Software Maintenance: Understanding and Estimating Costs

Why do some projects in the field of software development become famous, “live” for a long time, and have positive feedback from users, while others are quickly closed? Most often, the reason for success or failure is the budget. Successful projects exist with well-planned expenses not only for development but also for further maintenance throughout the entire life cycle. The more complex the product, the more money it requires to maintain its competitiveness, introduce even more technologies, and constantly update. And that’s just a fraction of the estimated costs. Yes, sometimes you can give even 90% of the cost of its creation to support software. And if you do not include these costs in the budget, the product will quickly “go to the bottom.” So why is it so expensive to keep software viable, and what should be done to calculate future costs?

Types of software maintenance

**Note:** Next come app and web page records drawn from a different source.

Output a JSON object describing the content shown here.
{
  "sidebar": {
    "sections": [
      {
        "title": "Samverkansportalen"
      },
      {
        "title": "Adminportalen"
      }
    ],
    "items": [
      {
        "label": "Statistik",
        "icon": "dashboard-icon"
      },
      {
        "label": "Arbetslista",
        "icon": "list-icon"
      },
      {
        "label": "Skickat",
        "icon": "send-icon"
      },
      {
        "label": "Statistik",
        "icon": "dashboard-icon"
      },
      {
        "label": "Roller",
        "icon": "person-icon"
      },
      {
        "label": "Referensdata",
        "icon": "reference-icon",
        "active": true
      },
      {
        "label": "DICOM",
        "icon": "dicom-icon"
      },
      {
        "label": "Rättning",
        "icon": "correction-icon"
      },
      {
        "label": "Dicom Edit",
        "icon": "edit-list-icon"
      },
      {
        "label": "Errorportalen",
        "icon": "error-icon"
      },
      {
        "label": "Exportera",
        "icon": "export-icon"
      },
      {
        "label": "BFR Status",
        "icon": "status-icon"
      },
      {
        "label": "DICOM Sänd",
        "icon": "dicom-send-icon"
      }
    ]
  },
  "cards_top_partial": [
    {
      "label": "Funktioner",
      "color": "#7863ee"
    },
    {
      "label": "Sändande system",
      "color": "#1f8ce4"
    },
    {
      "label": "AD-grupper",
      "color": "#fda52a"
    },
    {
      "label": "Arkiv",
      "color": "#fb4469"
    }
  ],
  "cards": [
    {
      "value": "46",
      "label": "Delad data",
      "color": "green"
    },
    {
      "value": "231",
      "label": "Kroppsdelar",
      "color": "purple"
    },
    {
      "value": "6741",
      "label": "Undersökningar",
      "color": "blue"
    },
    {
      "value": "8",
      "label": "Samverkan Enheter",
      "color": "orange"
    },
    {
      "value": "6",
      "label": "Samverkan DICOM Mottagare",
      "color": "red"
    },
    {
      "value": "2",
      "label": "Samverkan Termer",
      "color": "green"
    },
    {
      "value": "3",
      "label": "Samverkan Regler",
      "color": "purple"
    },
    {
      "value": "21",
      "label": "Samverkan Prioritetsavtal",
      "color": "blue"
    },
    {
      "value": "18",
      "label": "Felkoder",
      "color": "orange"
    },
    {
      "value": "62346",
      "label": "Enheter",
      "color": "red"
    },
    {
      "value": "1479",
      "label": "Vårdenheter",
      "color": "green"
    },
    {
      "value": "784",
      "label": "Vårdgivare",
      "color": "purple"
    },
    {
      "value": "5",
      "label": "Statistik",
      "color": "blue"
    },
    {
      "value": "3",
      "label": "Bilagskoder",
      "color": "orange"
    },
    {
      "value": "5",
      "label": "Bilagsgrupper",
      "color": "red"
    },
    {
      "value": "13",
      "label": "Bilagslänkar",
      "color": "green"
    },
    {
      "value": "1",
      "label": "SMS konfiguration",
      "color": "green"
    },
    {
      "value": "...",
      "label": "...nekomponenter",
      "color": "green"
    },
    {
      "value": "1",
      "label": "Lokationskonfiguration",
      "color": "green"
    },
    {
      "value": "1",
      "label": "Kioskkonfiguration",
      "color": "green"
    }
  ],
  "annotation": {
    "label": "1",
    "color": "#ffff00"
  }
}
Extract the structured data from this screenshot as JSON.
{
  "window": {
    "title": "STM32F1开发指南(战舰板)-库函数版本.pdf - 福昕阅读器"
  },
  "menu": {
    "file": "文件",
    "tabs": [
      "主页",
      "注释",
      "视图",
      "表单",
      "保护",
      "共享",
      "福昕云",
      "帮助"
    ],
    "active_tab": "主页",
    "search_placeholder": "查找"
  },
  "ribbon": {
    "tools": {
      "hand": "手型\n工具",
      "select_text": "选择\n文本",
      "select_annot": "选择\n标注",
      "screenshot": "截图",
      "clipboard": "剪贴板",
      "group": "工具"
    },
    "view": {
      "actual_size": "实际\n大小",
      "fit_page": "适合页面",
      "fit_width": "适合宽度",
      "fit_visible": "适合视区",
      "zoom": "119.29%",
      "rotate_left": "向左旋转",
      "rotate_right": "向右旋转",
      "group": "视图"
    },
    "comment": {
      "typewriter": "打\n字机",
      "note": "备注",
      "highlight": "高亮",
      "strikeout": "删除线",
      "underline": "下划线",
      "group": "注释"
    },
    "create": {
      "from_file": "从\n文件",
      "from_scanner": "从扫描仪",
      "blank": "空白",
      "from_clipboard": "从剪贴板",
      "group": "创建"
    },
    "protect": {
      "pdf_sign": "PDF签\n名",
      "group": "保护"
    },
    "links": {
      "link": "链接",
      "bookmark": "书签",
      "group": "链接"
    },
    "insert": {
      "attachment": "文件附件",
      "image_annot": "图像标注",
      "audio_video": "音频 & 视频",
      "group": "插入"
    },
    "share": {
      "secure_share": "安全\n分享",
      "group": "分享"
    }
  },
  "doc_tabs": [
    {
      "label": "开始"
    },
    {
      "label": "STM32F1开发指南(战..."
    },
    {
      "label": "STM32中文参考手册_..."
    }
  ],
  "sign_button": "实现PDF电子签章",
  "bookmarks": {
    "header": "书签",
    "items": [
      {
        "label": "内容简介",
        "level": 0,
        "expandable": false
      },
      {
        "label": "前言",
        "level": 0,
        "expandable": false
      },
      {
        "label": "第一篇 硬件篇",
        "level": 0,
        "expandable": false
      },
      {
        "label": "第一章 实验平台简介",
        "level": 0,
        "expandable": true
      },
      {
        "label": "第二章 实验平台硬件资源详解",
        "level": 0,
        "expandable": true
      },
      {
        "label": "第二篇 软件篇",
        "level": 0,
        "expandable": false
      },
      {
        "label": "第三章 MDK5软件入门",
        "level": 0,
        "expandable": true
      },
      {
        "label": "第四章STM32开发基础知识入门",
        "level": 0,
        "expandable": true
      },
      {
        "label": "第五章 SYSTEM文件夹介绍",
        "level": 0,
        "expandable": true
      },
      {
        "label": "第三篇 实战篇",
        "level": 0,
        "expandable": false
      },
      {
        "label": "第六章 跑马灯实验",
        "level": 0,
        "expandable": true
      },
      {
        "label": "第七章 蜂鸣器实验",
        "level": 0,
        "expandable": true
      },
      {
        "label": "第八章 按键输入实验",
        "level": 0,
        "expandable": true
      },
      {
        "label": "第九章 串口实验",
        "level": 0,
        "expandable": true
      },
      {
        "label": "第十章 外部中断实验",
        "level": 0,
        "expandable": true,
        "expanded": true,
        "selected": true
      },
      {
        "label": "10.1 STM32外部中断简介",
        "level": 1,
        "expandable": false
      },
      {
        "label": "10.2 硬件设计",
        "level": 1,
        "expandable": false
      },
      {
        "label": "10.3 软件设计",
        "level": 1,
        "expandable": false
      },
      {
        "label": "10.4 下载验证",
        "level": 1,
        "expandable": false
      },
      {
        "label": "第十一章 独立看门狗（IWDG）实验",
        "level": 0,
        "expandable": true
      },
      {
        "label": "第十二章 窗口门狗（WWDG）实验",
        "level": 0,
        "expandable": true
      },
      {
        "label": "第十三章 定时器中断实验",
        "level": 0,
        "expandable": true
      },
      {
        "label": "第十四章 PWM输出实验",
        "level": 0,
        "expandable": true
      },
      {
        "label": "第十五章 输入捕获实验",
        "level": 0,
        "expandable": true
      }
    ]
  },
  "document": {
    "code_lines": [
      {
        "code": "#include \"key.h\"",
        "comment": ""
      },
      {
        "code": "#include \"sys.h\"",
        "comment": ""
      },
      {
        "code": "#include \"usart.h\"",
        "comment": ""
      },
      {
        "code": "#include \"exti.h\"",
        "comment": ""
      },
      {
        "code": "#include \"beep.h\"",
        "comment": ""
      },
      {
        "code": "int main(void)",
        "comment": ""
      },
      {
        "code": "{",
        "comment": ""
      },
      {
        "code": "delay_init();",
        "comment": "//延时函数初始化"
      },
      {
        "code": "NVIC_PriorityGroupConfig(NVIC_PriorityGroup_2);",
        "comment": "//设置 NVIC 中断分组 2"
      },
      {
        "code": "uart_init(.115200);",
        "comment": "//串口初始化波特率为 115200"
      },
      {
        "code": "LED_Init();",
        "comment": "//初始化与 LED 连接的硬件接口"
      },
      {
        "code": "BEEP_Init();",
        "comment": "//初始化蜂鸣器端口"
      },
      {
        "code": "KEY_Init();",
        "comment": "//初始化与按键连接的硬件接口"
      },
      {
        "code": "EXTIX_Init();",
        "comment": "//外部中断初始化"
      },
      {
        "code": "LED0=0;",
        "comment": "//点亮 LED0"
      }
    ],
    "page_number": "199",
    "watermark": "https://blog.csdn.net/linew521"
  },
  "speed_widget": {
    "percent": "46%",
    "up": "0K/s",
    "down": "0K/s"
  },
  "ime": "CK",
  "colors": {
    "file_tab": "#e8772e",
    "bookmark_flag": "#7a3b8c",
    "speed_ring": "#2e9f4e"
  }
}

Not all customers understand why a product that has been designed and assembled requires additional costs for further support and cannot function without it. Programmers explain the situation using the example of a car. If you buy a car, you perfectly understand that you cannot demand to drive the car without refueling, MOT, or current repairs. With the work of the software, everything is the same and it should be obvious, like the story of buying a car. Indeed, thanks to this, you can get end up with more users than the client and developers originally expected, updating third-party services with which the product interacts, adding new features that customers need, etc.

All software maintenance activities can be divided into 4 groups. Each group requires its investment. Below we present the percentage share of each type in the total cost of maintaining a digital product.

Corrective work

Work carried out after delivery of the product to the end user. For example, after starting work, users complain that one of the application’s functions, related to interaction with a third-party service, does not work. The developer, in the process of fixing it, found an error in the code and fixed it. The work of the bail application has been adjusted. Approximately 20% of the budget costs are spent on such support. But most often, corrective work is needed for new products that are just launched or have a short history of interaction with users.

Adaptive works

Any software that interacts with third-party resources needs adaptive work during its entire use. For example, an update occurred in one of these services, as a result of which your product no longer interacts correctly with it. It is necessary to carry out work to resume this part of the functionality. The share of adaptive maintenance in the budget is approximately 25%.


Each supplier of a digital product, if he wants his project to be successful and profitable, is very attentive to feedback from users. For example, after a certain time of use, customers began to complain about interface flaws or lack of features. The developer takes into account the wishes of the customers and adds these features or adapts the interface to the requirements of the customers. This type of maintenance, as well as corrective maintenance, is needed by new applications with a short period of interaction with the end user. The share of such services in the budget is about 5%.


Digital technologies are the fastest changing environment today. If you do not adapt and update the product to new requirements, it will become obsolete very quickly, and users will find a more modern and functional analog. Therefore, software updates should be carried out regularly throughout the life cycle. Such work eats up 25% of the budget for software maintenance.

The percentages in this list are approximate and calculated as averages. Each product is unique, and in one case it interacts more with third-party resources, then you need to budget more for adaptive maintenance. If the application is more autonomous, then it is worth allocating more for updates and enhancements.

What is the cost of software maintenance, and how to save the budget

No specialist can give accurate forecasts for the cost of support. The necessary budget will depend on various factors. Most of the costs will go to technical support:

  • The dependence of system modules on each other – the higher it is, the more expensive the maintenance will be, because when working with one module, you will need to work with others;
  • The higher the level of a programming language, the easier it is to work with, so high-level languages ​​are cheaper to maintain;
  • Each programmer has his style, so fixing developers’ mistakes is sometimes very difficult and expensive;
  • Quality of testing – the more tests and checks were carried out at the development stage, the less you will have to spend on maintenance;
  • Clear documentation – the clearer and more complete the project documentation is, the easier it is to figure out exactly where the failure might have occurred and how to fix it.

Based on the data, it can be understood that the cost of software maintenance can be effectively reduced through the right approach to technical aspects.

A lot also depends on the age of the software. The older it is, the more it requires implementations and updates. Sometimes it’s easier and cheaper to rewrite a product than to constantly update it.

In addition, the cost varies among the developers themselves and the turnover in the company. So, if specialists are constantly changing in a team, this has a very detrimental effect on the overall result, increasing costs and the time required to complete tasks. 

DevOps – assistant in cost reduction

DevOps allows for so-called continuous development. That is, even in the process of modifying certain modules, the system can continue its work. DevOps uses a number of useful scanning and defect detection tools. With their help, you can significantly reduce the time to find and fix errors.

Short conclusion

In most cases, it is impossible to build the cost of future maintenance. But it is quite realistic to draw up an estimated budget. Most often it is assumed that it will not exceed 65-75% of the costs that went into development. It is not worth worrying about the lack of exact numbers and worrying that it is impossible to carry out tentative calculations. The main thing to remember is that the better the product was thought out and implemented initially, the easier it will be to maintain it throughout its entire life cycle.